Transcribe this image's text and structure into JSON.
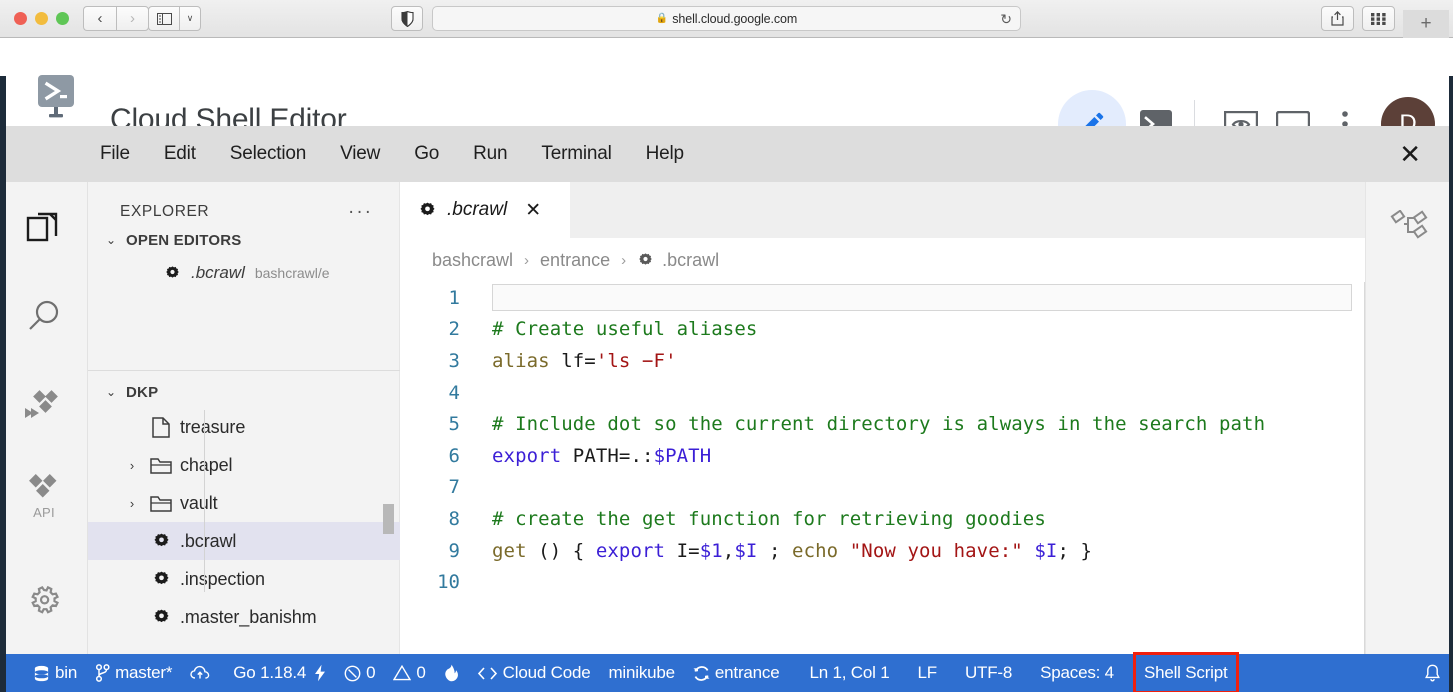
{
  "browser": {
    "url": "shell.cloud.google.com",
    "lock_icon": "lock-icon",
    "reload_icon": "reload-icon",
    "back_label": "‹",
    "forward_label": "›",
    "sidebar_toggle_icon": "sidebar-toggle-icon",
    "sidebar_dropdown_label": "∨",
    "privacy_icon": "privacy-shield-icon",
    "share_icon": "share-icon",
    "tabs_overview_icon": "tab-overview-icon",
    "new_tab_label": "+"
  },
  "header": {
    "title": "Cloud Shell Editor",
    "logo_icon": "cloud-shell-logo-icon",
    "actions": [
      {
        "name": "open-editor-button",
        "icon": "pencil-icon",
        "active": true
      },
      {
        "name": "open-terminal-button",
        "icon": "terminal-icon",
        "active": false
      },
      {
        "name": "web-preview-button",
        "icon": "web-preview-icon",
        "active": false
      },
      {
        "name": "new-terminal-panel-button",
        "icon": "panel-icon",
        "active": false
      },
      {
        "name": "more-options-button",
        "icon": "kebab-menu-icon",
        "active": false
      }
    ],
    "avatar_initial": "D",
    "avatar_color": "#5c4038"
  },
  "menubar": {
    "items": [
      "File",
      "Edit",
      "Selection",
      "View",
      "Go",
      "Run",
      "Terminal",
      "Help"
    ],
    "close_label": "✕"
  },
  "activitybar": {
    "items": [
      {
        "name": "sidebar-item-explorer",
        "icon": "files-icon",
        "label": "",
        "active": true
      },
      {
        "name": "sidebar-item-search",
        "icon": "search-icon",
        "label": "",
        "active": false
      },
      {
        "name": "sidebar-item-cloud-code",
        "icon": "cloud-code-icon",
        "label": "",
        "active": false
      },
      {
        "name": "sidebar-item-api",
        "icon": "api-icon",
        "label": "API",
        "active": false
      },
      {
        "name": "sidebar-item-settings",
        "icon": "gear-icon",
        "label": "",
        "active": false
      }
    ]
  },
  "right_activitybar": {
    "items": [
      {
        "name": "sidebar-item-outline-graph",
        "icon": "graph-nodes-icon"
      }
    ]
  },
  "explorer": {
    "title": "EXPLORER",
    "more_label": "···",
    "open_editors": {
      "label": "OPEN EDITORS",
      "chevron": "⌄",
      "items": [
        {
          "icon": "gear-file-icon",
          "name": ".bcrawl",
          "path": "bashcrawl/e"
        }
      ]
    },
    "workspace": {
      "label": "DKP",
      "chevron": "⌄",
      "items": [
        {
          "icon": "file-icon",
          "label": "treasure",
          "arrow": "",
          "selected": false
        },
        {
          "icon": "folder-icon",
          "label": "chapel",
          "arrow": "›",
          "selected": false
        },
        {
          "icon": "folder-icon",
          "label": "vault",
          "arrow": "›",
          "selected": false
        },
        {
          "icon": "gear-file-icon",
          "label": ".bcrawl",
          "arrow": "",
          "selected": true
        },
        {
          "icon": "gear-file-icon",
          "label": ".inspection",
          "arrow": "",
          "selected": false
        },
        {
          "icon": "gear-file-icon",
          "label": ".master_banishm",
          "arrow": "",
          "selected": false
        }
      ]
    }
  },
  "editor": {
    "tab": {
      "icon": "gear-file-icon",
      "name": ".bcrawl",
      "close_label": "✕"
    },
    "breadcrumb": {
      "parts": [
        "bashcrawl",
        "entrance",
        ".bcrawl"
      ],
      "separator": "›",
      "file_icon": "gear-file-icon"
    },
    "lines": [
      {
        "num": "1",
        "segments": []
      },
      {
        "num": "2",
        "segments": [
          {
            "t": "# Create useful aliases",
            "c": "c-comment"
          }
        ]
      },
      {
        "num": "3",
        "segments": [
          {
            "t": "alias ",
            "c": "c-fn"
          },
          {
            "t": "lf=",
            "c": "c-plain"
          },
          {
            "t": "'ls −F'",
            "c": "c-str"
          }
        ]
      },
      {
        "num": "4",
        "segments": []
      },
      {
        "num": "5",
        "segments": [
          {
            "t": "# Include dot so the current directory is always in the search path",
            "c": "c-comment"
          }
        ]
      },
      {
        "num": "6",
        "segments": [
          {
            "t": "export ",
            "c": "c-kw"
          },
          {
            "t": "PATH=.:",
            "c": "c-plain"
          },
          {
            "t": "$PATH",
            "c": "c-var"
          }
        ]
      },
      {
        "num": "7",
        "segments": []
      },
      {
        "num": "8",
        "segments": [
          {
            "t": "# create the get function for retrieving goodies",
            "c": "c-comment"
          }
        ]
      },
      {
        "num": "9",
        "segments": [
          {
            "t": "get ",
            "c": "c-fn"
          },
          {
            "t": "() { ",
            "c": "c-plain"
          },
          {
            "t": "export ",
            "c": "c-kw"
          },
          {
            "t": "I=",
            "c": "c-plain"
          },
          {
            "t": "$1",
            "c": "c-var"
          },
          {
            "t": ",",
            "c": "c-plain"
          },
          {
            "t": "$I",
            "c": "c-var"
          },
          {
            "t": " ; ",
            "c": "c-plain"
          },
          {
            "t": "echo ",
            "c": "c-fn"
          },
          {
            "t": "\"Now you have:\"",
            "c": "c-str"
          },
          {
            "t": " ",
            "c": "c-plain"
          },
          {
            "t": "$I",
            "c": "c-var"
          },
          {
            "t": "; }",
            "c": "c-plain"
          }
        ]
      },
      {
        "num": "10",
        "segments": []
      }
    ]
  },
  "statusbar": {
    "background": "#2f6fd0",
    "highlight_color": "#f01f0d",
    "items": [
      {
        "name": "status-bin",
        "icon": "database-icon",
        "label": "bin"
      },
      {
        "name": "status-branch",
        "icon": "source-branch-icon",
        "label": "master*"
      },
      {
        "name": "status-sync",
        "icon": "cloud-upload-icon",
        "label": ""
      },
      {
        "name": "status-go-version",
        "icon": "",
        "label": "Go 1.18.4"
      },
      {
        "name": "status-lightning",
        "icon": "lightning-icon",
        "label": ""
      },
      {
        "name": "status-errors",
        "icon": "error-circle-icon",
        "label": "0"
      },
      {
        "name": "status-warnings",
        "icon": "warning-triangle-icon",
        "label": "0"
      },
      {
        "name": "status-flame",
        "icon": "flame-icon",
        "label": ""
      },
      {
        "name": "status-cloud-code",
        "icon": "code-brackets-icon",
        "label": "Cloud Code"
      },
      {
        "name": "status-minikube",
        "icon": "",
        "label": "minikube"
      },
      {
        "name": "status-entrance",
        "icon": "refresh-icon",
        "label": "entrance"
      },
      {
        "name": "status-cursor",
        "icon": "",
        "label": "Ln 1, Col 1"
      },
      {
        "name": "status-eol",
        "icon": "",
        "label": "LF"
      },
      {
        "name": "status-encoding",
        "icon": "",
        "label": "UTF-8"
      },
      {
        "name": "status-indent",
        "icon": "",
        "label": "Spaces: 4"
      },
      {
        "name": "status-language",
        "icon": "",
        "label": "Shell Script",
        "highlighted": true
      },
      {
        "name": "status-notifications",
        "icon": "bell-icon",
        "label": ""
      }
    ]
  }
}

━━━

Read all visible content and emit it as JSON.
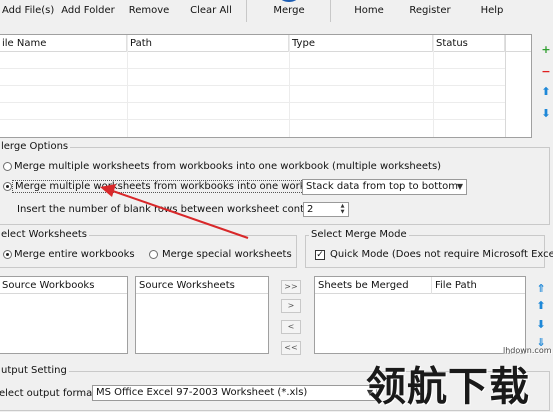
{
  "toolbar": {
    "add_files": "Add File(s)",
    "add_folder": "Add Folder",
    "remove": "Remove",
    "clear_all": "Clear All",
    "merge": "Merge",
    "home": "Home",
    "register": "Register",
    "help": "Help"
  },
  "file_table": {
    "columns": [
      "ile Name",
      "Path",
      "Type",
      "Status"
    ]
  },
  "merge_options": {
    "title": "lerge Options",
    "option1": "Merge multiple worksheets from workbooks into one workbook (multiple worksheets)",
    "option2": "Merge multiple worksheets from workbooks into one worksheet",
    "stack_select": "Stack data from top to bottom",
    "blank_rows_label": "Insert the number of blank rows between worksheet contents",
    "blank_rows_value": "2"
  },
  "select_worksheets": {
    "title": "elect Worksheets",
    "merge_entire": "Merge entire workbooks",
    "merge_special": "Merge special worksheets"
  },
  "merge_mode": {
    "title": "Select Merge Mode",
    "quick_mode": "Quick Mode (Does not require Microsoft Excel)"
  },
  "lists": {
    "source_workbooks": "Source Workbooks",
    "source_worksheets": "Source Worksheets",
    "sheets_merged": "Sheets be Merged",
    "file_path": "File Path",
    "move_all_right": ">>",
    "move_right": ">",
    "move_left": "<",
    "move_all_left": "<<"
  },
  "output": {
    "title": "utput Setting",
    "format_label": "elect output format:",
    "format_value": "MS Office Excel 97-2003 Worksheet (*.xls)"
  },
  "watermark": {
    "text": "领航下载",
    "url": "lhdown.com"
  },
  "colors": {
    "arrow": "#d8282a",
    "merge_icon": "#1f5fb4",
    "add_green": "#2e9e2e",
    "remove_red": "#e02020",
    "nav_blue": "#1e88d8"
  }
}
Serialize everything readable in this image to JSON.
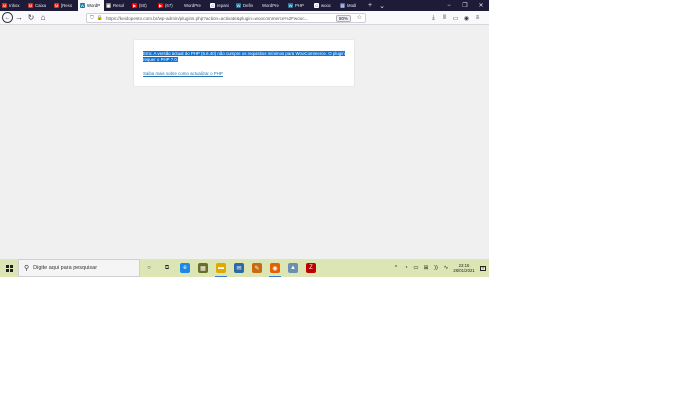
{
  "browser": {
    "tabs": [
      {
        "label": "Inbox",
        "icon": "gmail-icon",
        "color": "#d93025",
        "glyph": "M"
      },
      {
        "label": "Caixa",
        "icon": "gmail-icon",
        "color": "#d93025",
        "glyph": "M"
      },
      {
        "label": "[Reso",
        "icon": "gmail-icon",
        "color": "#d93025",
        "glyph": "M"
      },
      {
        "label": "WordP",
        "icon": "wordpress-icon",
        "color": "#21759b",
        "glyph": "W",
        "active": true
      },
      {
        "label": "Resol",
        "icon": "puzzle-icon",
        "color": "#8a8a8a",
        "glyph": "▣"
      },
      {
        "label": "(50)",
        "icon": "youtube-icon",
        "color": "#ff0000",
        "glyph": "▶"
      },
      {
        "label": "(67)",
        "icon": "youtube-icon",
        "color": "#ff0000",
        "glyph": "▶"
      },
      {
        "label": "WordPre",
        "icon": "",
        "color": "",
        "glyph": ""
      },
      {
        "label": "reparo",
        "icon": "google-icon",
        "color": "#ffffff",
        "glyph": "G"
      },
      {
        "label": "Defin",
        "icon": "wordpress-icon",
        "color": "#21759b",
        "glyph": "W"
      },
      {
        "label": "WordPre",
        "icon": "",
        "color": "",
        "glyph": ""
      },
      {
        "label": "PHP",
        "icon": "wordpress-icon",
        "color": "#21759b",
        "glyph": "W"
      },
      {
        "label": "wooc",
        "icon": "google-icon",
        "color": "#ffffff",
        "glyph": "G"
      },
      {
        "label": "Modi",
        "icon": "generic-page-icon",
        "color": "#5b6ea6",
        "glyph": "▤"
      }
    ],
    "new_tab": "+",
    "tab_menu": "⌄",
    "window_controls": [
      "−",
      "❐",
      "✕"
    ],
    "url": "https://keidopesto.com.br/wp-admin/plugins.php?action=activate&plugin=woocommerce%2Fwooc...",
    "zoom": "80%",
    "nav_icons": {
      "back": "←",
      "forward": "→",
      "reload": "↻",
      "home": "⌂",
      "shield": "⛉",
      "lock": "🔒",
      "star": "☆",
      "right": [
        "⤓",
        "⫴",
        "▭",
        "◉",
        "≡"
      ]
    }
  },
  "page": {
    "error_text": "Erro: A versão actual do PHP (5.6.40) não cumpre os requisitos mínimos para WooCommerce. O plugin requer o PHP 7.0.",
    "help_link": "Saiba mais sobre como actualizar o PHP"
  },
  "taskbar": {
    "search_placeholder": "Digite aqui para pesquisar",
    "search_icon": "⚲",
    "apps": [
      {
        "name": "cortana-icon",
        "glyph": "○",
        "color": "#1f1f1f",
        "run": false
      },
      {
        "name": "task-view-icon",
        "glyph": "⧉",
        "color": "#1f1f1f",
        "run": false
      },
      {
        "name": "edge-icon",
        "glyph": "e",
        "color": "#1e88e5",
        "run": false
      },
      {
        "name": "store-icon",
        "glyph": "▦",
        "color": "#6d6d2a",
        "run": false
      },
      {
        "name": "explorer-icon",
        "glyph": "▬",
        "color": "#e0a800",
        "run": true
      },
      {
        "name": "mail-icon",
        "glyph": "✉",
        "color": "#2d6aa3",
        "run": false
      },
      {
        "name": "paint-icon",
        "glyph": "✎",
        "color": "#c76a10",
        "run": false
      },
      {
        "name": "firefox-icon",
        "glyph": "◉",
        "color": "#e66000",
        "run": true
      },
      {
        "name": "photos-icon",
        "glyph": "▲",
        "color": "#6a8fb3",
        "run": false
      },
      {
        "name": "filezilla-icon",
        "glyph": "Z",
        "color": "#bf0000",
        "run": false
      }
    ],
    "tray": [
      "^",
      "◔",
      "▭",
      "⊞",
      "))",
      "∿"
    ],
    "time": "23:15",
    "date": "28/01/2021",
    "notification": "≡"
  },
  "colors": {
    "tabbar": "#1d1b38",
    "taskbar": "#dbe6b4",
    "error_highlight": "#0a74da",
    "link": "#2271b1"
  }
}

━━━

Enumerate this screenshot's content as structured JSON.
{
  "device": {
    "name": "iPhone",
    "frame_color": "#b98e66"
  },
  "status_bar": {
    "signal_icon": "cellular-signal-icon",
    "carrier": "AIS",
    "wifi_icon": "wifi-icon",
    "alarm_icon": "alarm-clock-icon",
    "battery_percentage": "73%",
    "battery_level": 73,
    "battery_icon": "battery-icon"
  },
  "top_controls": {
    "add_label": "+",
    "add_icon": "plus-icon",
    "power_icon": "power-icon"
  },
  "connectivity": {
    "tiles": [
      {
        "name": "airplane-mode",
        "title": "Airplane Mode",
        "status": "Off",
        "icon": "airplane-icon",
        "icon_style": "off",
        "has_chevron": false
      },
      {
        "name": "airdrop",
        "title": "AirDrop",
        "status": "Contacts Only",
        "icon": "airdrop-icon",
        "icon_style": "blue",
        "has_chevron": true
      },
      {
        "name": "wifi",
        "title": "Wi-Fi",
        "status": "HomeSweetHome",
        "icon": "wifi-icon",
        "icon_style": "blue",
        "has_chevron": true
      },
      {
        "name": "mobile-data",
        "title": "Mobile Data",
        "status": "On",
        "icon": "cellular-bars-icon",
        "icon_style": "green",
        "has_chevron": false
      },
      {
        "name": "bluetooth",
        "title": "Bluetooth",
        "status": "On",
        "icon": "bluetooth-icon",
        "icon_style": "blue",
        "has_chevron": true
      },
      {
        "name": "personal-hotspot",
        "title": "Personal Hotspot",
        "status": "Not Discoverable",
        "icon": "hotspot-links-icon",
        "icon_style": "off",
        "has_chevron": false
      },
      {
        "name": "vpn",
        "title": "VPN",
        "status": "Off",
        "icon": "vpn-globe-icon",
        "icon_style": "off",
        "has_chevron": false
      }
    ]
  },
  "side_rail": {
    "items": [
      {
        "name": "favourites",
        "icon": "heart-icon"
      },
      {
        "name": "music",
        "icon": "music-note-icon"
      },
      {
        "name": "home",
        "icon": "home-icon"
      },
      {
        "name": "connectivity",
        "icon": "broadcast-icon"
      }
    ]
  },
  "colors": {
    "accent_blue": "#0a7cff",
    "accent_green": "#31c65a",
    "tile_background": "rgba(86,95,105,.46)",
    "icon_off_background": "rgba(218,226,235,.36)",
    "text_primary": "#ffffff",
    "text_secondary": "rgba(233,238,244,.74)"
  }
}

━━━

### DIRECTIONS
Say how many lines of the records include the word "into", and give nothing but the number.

### SOLVED PROBLEM
3